 An example would be a society that has a system of laws that governs all its citizens and an effective judicial system to enforce those laws, but the system does not include strong human rights protection. A strong rule of law, on the other hand, is governance within the framework of a rule of law that embraces all the principles of the rule of law, including those relating to substantive justice and the application of the protection of human rights. There is considerable authority mentioned above that these eight principles are at the heart of the importance of the rule of law. The following section deals with other principles that could also be considered important aspects of the rule of law. In October 2018, on the occasion of our tenth anniversary, Public Discourse introduced a new framework: the five pillars. The purpose of this framework is twofold. First of all, it offers useful subdivisions – separating our content into categories that make it easier to find the essays you`re looking for. Second, it creates equally useful connections that allow the reader to see how seemingly different articles and topics actually contribute to the same overall goal.

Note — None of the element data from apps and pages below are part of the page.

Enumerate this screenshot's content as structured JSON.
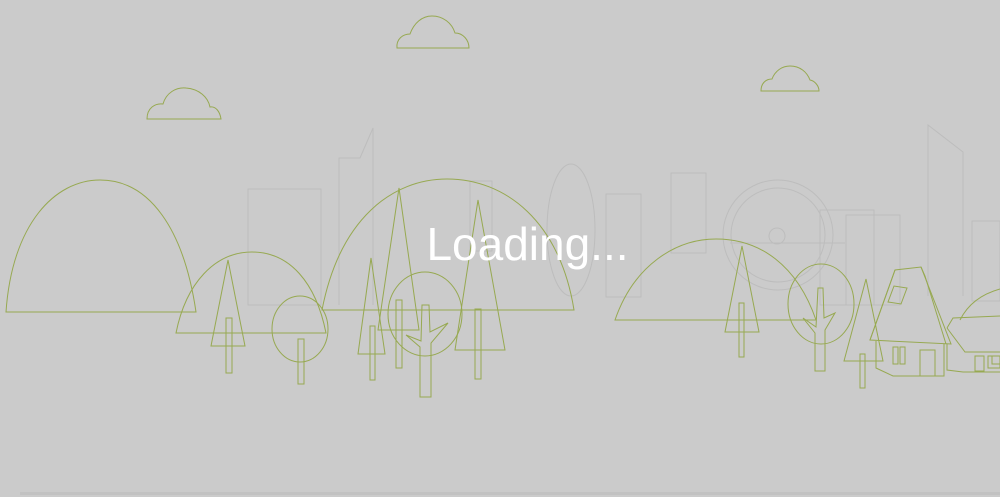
{
  "loading": {
    "text": "Loading..."
  },
  "colors": {
    "background": "#cbcbcb",
    "line_art": "#97a951",
    "faint_buildings": "#bdbdbd",
    "text": "#ffffff"
  },
  "illustration": {
    "subject": "town-landscape-icon"
  }
}
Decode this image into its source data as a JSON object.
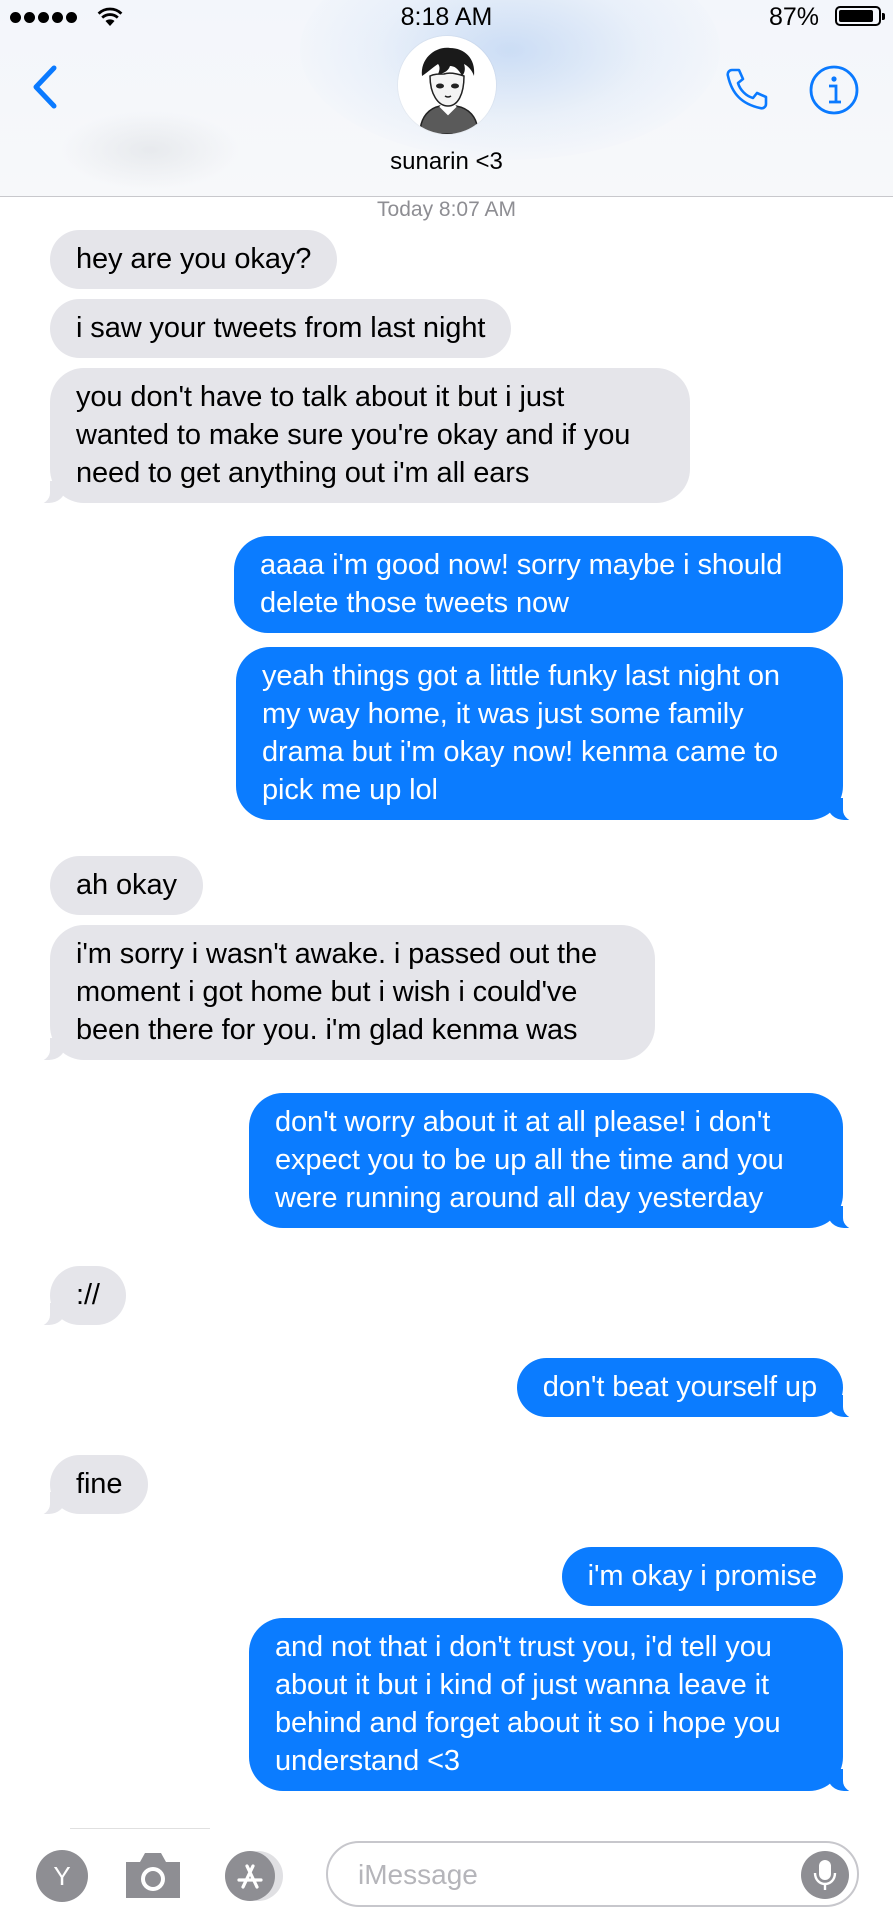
{
  "status_bar": {
    "time": "8:18 AM",
    "battery": "87%",
    "signal_icon": "signal-dots-icon",
    "wifi_icon": "wifi-icon",
    "battery_icon": "battery-icon"
  },
  "header": {
    "back_icon": "chevron-left-icon",
    "contact_name": "sunarin <3",
    "avatar_icon": "contact-avatar",
    "phone_icon": "phone-icon",
    "info_icon": "info-icon"
  },
  "conversation": {
    "timestamp": "Today 8:07 AM",
    "messages": [
      {
        "from": "them",
        "text": "hey are you okay?"
      },
      {
        "from": "them",
        "text": "i saw your tweets from last night"
      },
      {
        "from": "them",
        "text": "you don't have to talk about it but i just wanted to make sure you're okay and if you need to get anything out i'm all ears"
      },
      {
        "from": "me",
        "text": "aaaa i'm good now! sorry maybe i should delete those tweets now"
      },
      {
        "from": "me",
        "text": "yeah things got a little funky last night on my way home, it was just some family drama but i'm okay now! kenma came to pick me up lol"
      },
      {
        "from": "them",
        "text": "ah okay"
      },
      {
        "from": "them",
        "text": "i'm sorry i wasn't awake. i passed out the moment i got home but i wish i could've been there for you. i'm glad kenma was"
      },
      {
        "from": "me",
        "text": "don't worry about it at all please! i don't expect you to be up all the time and you were running around all day yesterday"
      },
      {
        "from": "them",
        "text": "://"
      },
      {
        "from": "me",
        "text": "don't beat yourself up"
      },
      {
        "from": "them",
        "text": "fine"
      },
      {
        "from": "me",
        "text": "i'm okay i promise"
      },
      {
        "from": "me",
        "text": "and not that i don't trust you, i'd tell you about it but i kind of just wanna leave it behind and forget about it so i hope you understand <3"
      }
    ]
  },
  "input_bar": {
    "app_letter": "Y",
    "camera_icon": "camera-icon",
    "appstore_icon": "app-store-icon",
    "placeholder": "iMessage",
    "value": "",
    "mic_icon": "microphone-icon"
  },
  "colors": {
    "sent_bubble": "#0b7cff",
    "received_bubble": "#e5e5ea",
    "accent": "#0a7aff",
    "timestamp": "#8e8e93"
  }
}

The five pillars come from an essay “The Five Pillars of a Decent and Dynamic Society” (originally published in The Thriving Society: On The Social Conditions of Human Flourishing) by Robert P. George, Herbert W. Vaughan Senior Fellow of the Witherspoon Institute. The content of the public discourse is organized around the five pillars that George identifies in this essay, as is our new editorial structure and team of editors. This principle, which is contained in the United Nations. The Secretary-General`s definition of the rule of law suggests that a democratic form of government is a prerequisite for the rule of law.  Lord Bingham, in his Treaty on the Rule of Law in the United Kingdom, also suggests that this principle is part of the rule of law.  There is no general agreement that the rule of law exists only in democratic societies.  It is perhaps theoretically possible that a benevolent dictatorship encompasses most, if not all, of the other elements of the rule of law and does not have a democratic form of government.